A new paper (just published online in Child Development) reports that kids who are obese have lower math scores over a 6-year period. Here are the essentials.
Why is this study important? It focused on over 6,000 kids, tracking them from entry into kindergarten through 5th grade. Data were collected from kids, parents, and teachers. Math performance was assessed directly via testing. These are all strengths that improve confidence in the results.
What did they find? They focused on 3 groups of kids: 1) a group that was obese at entry into kindergarten; 2) a group that became obese over time; and 3) a group that was never classified as obese. Both the obese group and the group they became obese showed lower math performance over time – at 1st, 3rd, and 5th grades. These results held up after accounting for a number of other factors (individual and family) that could have contributed to the results.

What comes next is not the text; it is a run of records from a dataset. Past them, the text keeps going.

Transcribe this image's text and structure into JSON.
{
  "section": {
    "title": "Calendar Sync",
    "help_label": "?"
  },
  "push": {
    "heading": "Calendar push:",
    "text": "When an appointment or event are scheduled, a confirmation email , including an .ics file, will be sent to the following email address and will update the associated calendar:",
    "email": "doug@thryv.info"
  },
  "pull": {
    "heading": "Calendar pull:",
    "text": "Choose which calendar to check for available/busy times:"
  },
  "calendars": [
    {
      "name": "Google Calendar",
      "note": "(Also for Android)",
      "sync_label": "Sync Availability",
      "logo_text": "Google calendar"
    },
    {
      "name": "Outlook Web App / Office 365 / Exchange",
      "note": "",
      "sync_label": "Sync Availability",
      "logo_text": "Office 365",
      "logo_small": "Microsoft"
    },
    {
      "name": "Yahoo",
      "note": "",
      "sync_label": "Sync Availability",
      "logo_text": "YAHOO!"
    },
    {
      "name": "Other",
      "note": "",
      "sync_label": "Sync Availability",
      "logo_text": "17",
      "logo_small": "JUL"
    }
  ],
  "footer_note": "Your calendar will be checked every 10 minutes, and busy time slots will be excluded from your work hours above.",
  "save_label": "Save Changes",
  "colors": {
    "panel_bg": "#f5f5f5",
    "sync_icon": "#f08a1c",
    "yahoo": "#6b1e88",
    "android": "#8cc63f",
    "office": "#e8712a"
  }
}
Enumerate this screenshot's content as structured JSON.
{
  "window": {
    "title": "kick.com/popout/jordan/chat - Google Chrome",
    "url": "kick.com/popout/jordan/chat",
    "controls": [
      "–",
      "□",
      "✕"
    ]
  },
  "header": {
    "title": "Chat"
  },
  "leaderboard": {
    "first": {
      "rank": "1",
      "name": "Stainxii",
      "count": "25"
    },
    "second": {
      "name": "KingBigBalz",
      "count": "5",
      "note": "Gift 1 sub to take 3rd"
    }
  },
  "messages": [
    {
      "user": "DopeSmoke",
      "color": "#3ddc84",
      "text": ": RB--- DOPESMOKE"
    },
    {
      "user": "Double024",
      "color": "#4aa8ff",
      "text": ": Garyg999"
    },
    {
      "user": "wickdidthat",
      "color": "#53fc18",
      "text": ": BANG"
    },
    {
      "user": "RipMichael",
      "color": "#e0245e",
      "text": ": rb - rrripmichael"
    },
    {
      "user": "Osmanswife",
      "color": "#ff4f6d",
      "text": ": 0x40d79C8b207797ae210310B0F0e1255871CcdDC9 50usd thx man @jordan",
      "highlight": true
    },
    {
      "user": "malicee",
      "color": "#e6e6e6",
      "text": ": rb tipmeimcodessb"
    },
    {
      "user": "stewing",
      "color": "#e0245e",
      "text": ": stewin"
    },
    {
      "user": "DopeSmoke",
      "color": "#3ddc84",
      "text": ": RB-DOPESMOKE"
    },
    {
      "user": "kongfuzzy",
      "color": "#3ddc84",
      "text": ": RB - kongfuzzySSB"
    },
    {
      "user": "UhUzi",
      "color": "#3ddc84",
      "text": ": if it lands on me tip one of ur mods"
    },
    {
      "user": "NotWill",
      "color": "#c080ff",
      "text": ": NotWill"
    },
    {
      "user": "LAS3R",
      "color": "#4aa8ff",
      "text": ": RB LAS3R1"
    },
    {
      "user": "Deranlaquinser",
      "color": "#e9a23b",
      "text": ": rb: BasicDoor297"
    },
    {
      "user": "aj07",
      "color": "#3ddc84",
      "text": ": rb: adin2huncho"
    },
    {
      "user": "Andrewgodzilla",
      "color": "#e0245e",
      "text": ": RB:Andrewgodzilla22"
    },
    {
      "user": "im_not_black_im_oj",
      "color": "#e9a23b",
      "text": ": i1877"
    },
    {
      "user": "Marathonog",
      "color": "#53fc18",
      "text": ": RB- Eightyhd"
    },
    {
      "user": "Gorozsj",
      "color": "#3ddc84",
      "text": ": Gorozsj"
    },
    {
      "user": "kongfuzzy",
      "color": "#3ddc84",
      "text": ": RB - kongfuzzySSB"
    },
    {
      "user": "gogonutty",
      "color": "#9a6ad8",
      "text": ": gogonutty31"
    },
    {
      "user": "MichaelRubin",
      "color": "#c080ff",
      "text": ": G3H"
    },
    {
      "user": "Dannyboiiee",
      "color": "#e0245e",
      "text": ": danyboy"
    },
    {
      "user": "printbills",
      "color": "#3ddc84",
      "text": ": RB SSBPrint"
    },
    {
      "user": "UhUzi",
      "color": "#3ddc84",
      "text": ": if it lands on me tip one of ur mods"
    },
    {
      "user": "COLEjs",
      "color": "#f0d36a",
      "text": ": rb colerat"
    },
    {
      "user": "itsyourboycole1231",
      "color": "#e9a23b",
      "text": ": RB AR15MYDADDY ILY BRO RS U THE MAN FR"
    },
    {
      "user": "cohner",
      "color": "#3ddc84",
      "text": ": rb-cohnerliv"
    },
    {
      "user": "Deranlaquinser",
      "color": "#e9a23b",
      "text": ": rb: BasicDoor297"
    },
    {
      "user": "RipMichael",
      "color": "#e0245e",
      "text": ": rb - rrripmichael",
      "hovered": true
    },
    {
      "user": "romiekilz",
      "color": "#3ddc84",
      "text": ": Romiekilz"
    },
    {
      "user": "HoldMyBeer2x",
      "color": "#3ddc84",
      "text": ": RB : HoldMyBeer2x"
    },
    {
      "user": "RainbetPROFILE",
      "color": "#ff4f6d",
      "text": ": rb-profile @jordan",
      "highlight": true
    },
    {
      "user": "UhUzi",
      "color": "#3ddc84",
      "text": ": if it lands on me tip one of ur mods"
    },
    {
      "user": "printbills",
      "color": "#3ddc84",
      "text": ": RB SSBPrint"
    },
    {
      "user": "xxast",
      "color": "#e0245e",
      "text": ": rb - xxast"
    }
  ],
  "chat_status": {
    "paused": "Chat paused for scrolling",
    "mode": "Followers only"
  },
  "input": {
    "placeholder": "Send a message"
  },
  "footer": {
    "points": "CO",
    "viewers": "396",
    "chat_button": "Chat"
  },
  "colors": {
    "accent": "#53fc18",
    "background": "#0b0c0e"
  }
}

Why would obesity influence math performance? The study also examined other factors that were shown to help explain the results. Especially important were concurrent emotional problems (internalizing symptoms) in the obese group and the group that became obese. These early signs of symptoms of depression and anxiety are known to impact academic performance, and it may be that the kids with weight issues become more withdrawn in the classroom. This was especially evident for girls, as they were also reported to show lower levels of interpersonal skills in school – which again partly explained the link between childhood obesity and lower math performance.
What’s the take-home message? Childhood obesity is known to carry a number of health risks that increase in the school years. Some studies – including this new one – suggest that it impacts kids’ academic and emotional functioning. The chain of events may be that as kids who suffer from obesity become more socially and emotionally withdrawn over time, this also leads to less engagement in the classroom. This is not the first study to observe a link between childhood obesity and academic performance, so it’s beginning to look like this may be a real phenomenon. Other factors – not considered in this study – may also be important. For example, the authors of the paper speculate that sleep problems may play a role as well, as they are linked with both obesity and academic performance. What’s troubling here is that the effects are observed during such critical learning years – from kindergarten through 5th grade. Children who suffer from obesity not only need intervention in order to prevent long-term health problems – it may be that they could profit from emotional support to help ensure that they stay engaged both socially and academically in school.